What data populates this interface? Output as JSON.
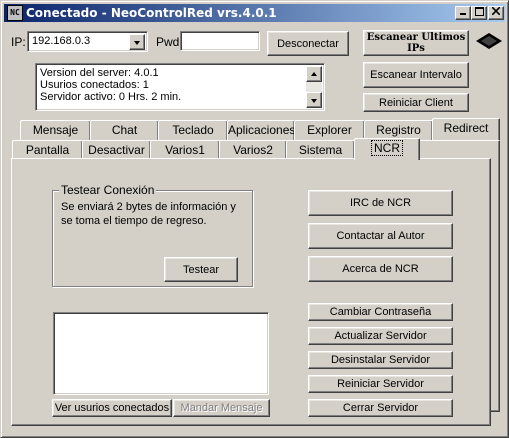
{
  "window": {
    "icon_text": "NC",
    "title": "Conectado - NeoControlRed vrs.4.0.1"
  },
  "connection": {
    "ip_label": "IP:",
    "ip_value": "192.168.0.3",
    "pwd_label": "Pwd:",
    "pwd_value": "",
    "disconnect_label": "Desconectar"
  },
  "side_buttons": {
    "scan_ips": "Escanear Ultimos IPs",
    "scan_interval": "Escanear Intervalo",
    "restart_client": "Reiniciar Client"
  },
  "server_info": {
    "lines": [
      "Version del server: 4.0.1",
      "Usurios conectados: 1",
      "Servidor activo: 0 Hrs. 2 min."
    ]
  },
  "tabs": {
    "back_row": [
      "Mensaje",
      "Chat",
      "Teclado",
      "Aplicaciones",
      "Explorer",
      "Registro",
      "Redirect"
    ],
    "front_row": [
      "Pantalla",
      "Desactivar",
      "Varios1",
      "Varios2",
      "Sistema",
      "NCR"
    ],
    "active": "NCR"
  },
  "ncr": {
    "test_group_title": "Testear Conexión",
    "test_description": "Se enviará 2 bytes de información y se toma el tiempo de regreso.",
    "test_button": "Testear",
    "irc_button": "IRC de NCR",
    "contact_button": "Contactar al Autor",
    "about_button": "Acerca de NCR",
    "change_password": "Cambiar Contraseña",
    "update_server": "Actualizar Servidor",
    "uninstall_server": "Desinstalar Servidor",
    "restart_server": "Reiniciar Servidor",
    "close_server": "Cerrar Servidor",
    "view_users": "Ver usurios conectados",
    "send_message": "Mandar Mensaje"
  }
}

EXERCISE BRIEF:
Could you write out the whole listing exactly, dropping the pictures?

ANSWER TO THE PROBLEM:
What data populates this interface? Output as JSON.
{
  "window": {
    "icon_text": "NC",
    "title": "Conectado - NeoControlRed vrs.4.0.1"
  },
  "connection": {
    "ip_label": "IP:",
    "ip_value": "192.168.0.3",
    "pwd_label": "Pwd:",
    "pwd_value": "",
    "disconnect_label": "Desconectar"
  },
  "side_buttons": {
    "scan_ips": "Escanear Ultimos IPs",
    "scan_interval": "Escanear Intervalo",
    "restart_client": "Reiniciar Client"
  },
  "server_info": {
    "lines": [
      "Version del server: 4.0.1",
      "Usurios conectados: 1",
      "Servidor activo: 0 Hrs. 2 min."
    ]
  },
  "tabs": {
    "back_row": [
      "Mensaje",
      "Chat",
      "Teclado",
      "Aplicaciones",
      "Explorer",
      "Registro",
      "Redirect"
    ],
    "front_row": [
      "Pantalla",
      "Desactivar",
      "Varios1",
      "Varios2",
      "Sistema",
      "NCR"
    ],
    "active": "NCR"
  },
  "ncr": {
    "test_group_title": "Testear Conexión",
    "test_description": "Se enviará 2 bytes de información y se toma el tiempo de regreso.",
    "test_button": "Testear",
    "irc_button": "IRC de NCR",
    "contact_button": "Contactar al Autor",
    "about_button": "Acerca de NCR",
    "change_password": "Cambiar Contraseña",
    "update_server": "Actualizar Servidor",
    "uninstall_server": "Desinstalar Servidor",
    "restart_server": "Reiniciar Servidor",
    "close_server": "Cerrar Servidor",
    "view_users": "Ver usurios conectados",
    "send_message": "Mandar Mensaje"
  }
}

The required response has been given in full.